Web page and app entries
►
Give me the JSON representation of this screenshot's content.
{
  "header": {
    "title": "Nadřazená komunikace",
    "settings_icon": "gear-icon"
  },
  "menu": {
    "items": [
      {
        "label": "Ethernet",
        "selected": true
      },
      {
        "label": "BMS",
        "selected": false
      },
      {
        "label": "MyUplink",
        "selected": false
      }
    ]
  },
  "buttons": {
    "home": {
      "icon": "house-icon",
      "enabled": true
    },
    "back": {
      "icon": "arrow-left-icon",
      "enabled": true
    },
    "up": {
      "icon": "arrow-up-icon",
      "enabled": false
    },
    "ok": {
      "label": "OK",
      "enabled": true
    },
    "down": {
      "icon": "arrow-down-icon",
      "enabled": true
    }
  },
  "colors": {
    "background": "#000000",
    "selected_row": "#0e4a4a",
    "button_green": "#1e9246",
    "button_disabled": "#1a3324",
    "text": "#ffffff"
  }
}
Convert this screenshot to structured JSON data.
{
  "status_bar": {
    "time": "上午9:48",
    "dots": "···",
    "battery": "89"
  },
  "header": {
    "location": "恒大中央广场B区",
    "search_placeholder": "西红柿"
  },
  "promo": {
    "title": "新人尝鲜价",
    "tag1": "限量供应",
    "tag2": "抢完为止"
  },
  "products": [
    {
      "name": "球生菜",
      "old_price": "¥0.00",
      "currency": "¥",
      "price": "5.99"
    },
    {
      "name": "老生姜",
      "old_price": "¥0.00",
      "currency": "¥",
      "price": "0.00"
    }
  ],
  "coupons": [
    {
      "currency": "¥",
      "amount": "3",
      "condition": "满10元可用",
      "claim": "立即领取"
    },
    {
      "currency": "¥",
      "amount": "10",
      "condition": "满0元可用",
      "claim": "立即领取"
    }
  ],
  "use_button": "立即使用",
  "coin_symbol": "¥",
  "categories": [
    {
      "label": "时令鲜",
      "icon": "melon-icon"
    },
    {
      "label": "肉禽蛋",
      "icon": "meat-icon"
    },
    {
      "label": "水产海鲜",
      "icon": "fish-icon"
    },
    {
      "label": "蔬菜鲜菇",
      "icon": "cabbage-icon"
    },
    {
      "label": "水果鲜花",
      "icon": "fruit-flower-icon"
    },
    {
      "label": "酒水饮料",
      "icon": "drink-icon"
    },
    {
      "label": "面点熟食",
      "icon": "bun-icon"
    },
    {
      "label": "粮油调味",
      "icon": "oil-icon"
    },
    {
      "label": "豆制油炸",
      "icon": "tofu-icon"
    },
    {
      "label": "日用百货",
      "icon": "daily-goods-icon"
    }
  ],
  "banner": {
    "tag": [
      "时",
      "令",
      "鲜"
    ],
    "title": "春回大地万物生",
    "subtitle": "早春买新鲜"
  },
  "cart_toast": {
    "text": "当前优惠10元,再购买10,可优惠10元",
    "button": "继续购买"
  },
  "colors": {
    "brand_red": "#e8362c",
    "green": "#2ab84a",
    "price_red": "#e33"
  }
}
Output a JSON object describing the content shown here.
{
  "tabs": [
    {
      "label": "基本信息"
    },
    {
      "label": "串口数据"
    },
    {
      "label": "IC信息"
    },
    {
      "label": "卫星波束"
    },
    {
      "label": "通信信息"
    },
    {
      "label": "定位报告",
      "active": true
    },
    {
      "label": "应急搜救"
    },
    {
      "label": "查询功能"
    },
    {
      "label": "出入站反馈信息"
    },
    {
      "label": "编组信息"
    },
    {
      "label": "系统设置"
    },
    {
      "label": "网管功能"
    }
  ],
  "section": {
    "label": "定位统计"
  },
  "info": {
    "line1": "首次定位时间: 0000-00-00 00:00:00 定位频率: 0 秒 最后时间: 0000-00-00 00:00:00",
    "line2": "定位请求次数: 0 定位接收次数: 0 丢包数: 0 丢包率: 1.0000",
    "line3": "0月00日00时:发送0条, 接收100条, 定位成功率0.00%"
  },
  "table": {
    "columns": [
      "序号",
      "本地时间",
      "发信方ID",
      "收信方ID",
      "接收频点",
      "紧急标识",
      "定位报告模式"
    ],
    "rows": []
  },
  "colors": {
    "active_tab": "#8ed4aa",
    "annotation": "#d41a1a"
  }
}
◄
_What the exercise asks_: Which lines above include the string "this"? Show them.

_Result_:
Give me the JSON representation of this screenshot's content.
Convert this screenshot to structured JSON data.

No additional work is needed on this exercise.